The "haggies-bag" is the stomach, the "draught" offal - typically heart and lungs. Some modern haggis doesn't follow Mrs MacIver's use of beef meat, and uses offal alone, but the MacSween one, which I prefer and recommend, does.
Contrary to many claims, the origin of the name "haggis" is unknown. The OED says:
Etymology: Derivation unknown. The analogy of most terms of cookery suggests a French source; but no corresp. French word or form has been found. The conjecture that it represents French hachis ‘hash’, with assimilation to hag, hack, to chop, has apparently no basis of fact; French hachis is not known so early, and the earlier forms of the English word are more remote from it. Whether the word is connected with hag vb. [to cut, hew, chop], evidence does not show.
Streps. The devil they do! why now the murder's out:- Ray
So was I serv'd with a damn'd paunch, I broil'd
On Jove's day last, just such a scurvy trick;
Because, forsooth, not dreaming of your thunder,
I never thought to give the rascal vent,

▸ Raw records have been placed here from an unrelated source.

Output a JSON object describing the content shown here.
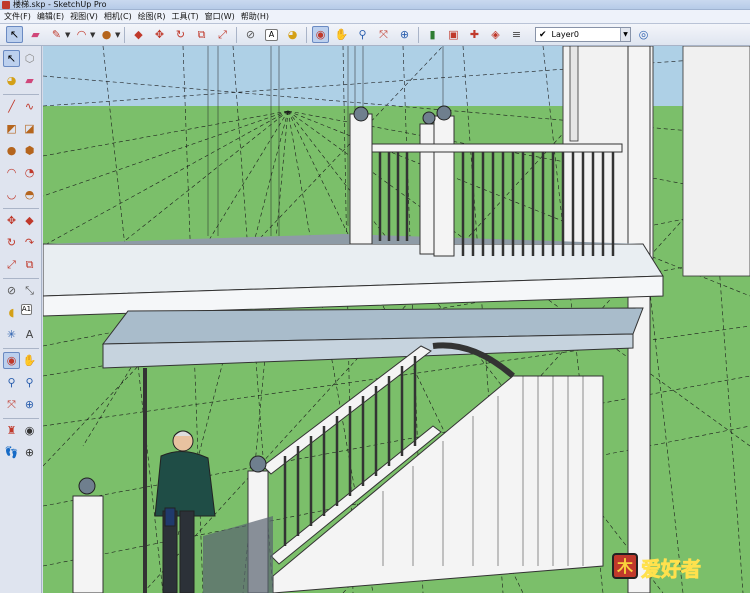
{
  "window": {
    "title": "楼梯.skp - SketchUp Pro"
  },
  "menubar": {
    "items": [
      {
        "label": "文件(F)"
      },
      {
        "label": "编辑(E)"
      },
      {
        "label": "视图(V)"
      },
      {
        "label": "相机(C)"
      },
      {
        "label": "绘图(R)"
      },
      {
        "label": "工具(T)"
      },
      {
        "label": "窗口(W)"
      },
      {
        "label": "帮助(H)"
      }
    ]
  },
  "toolbar": {
    "layer": {
      "check": "✔",
      "name": "Layer0"
    },
    "icons": [
      "select-icon",
      "eraser-icon",
      "pencil-icon",
      "arc-icon",
      "circle-icon",
      "push-pull-icon",
      "move-icon",
      "rotate-icon",
      "offset-icon",
      "scale-icon",
      "tape-measure-icon",
      "text-icon",
      "paint-bucket-icon",
      "orbit-icon",
      "pan-icon",
      "zoom-icon",
      "zoom-extents-icon",
      "previous-view-icon",
      "warehouse-icon",
      "share-model-icon",
      "components-icon",
      "extensions-icon",
      "layer-manager-icon"
    ]
  },
  "left_toolbar": {
    "icons": [
      "select-icon",
      "make-component-icon",
      "paint-bucket-icon",
      "eraser-icon",
      "line-icon",
      "freehand-icon",
      "rectangle-icon",
      "rotated-rectangle-icon",
      "circle-icon",
      "polygon-icon",
      "arc-icon",
      "pie-icon",
      "arc-2pt-icon",
      "arc-3pt-icon",
      "move-icon",
      "push-pull-icon",
      "rotate-icon",
      "follow-me-icon",
      "scale-icon",
      "offset-icon",
      "tape-measure-icon",
      "dimension-icon",
      "protractor-icon",
      "text-icon",
      "axes-icon",
      "3d-text-icon",
      "orbit-icon",
      "pan-icon",
      "zoom-icon",
      "zoom-window-icon",
      "zoom-extents-icon",
      "previous-icon",
      "position-camera-icon",
      "look-around-icon",
      "walk-icon",
      "section-plane-icon"
    ]
  },
  "watermark": {
    "text": "爱好者",
    "icon_glyph": "木"
  },
  "colors": {
    "sky": "#aed0e6",
    "grass": "#7bbf6a",
    "structure": "#f2f2f2",
    "beam": "#a9bccb",
    "shadow": "#6f7f8e",
    "watermark_text": "#e8302b"
  }
}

Bounce! goes the bag, and covers me all over
With filth and ordure till my eyes struck fire.